■ **What to produce**
A word-for-word printout of the whole listing is needed.

■ **Information shown**
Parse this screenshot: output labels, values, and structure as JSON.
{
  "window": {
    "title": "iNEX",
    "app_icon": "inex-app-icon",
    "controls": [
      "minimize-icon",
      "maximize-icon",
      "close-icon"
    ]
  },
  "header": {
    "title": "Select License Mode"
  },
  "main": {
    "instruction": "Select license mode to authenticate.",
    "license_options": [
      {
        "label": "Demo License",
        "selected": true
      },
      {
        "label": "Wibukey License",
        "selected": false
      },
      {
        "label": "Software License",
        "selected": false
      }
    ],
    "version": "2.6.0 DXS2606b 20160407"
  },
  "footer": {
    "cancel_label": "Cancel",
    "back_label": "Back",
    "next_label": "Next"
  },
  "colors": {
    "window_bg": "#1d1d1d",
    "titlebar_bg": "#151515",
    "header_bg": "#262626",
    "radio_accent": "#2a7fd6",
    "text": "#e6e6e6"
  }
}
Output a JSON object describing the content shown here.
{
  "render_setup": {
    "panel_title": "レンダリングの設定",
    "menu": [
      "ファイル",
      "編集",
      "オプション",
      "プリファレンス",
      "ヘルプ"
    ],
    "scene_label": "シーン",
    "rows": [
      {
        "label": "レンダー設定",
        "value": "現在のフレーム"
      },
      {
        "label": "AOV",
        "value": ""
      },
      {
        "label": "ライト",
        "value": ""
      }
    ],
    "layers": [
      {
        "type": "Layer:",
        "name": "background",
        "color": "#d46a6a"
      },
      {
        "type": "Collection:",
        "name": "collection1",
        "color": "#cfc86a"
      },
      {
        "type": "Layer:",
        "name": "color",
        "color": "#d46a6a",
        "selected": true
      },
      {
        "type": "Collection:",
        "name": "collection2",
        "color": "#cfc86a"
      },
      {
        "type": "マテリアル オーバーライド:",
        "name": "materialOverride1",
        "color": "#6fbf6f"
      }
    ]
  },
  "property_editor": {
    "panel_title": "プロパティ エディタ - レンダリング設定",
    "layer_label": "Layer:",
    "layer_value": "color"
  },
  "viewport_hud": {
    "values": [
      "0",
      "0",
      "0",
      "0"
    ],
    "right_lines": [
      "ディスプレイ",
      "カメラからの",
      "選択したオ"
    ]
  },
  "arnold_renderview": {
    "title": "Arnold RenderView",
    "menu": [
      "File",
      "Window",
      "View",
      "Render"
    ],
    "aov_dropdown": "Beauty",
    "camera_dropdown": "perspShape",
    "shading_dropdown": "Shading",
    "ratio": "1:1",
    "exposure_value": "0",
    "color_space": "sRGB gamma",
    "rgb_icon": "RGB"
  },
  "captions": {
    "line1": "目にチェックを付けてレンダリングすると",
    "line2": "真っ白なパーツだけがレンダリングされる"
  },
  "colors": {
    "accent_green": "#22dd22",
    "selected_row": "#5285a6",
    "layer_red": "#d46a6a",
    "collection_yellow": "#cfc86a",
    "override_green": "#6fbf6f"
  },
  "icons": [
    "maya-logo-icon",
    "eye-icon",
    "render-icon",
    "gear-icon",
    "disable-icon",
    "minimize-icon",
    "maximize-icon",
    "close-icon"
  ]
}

■ **Solved exercise**
Parse this screenshot: output labels, values, and structure as JSON.
{
  "window": {
    "title": "iNEX",
    "app_icon": "inex-app-icon",
    "controls": [
      "minimize-icon",
      "maximize-icon",
      "close-icon"
    ]
  },
  "header": {
    "title": "Select License Mode"
  },
  "main": {
    "instruction": "Select license mode to authenticate.",
    "license_options": [
      {
        "label": "Demo License",
        "selected": true
      },
      {
        "label": "Wibukey License",
        "selected": false
      },
      {
        "label": "Software License",
        "selected": false
      }
    ],
    "version": "2.6.0 DXS2606b 20160407"
  },
  "footer": {
    "cancel_label": "Cancel",
    "back_label": "Back",
    "next_label": "Next"
  },
  "colors": {
    "window_bg": "#1d1d1d",
    "titlebar_bg": "#151515",
    "header_bg": "#262626",
    "radio_accent": "#2a7fd6",
    "text": "#e6e6e6"
  }
}
Output a JSON object describing the content shown here.
{
  "render_setup": {
    "panel_title": "レンダリングの設定",
    "menu": [
      "ファイル",
      "編集",
      "オプション",
      "プリファレンス",
      "ヘルプ"
    ],
    "scene_label": "シーン",
    "rows": [
      {
        "label": "レンダー設定",
        "value": "現在のフレーム"
      },
      {
        "label": "AOV",
        "value": ""
      },
      {
        "label": "ライト",
        "value": ""
      }
    ],
    "layers": [
      {
        "type": "Layer:",
        "name": "background",
        "color": "#d46a6a"
      },
      {
        "type": "Collection:",
        "name": "collection1",
        "color": "#cfc86a"
      },
      {
        "type": "Layer:",
        "name": "color",
        "color": "#d46a6a",
        "selected": true
      },
      {
        "type": "Collection:",
        "name": "collection2",
        "color": "#cfc86a"
      },
      {
        "type": "マテリアル オーバーライド:",
        "name": "materialOverride1",
        "color": "#6fbf6f"
      }
    ]
  },
  "property_editor": {
    "panel_title": "プロパティ エディタ - レンダリング設定",
    "layer_label": "Layer:",
    "layer_value": "color"
  },
  "viewport_hud": {
    "values": [
      "0",
      "0",
      "0",
      "0"
    ],
    "right_lines": [
      "ディスプレイ",
      "カメラからの",
      "選択したオ"
    ]
  },
  "arnold_renderview": {
    "title": "Arnold RenderView",
    "menu": [
      "File",
      "Window",
      "View",
      "Render"
    ],
    "aov_dropdown": "Beauty",
    "camera_dropdown": "perspShape",
    "shading_dropdown": "Shading",
    "ratio": "1:1",
    "exposure_value": "0",
    "color_space": "sRGB gamma",
    "rgb_icon": "RGB"
  },
  "captions": {
    "line1": "目にチェックを付けてレンダリングすると",
    "line2": "真っ白なパーツだけがレンダリングされる"
  },
  "colors": {
    "accent_green": "#22dd22",
    "selected_row": "#5285a6",
    "layer_red": "#d46a6a",
    "collection_yellow": "#cfc86a",
    "override_green": "#6fbf6f"
  },
  "icons": [
    "maya-logo-icon",
    "eye-icon",
    "render-icon",
    "gear-icon",
    "disable-icon",
    "minimize-icon",
    "maximize-icon",
    "close-icon"
  ]
}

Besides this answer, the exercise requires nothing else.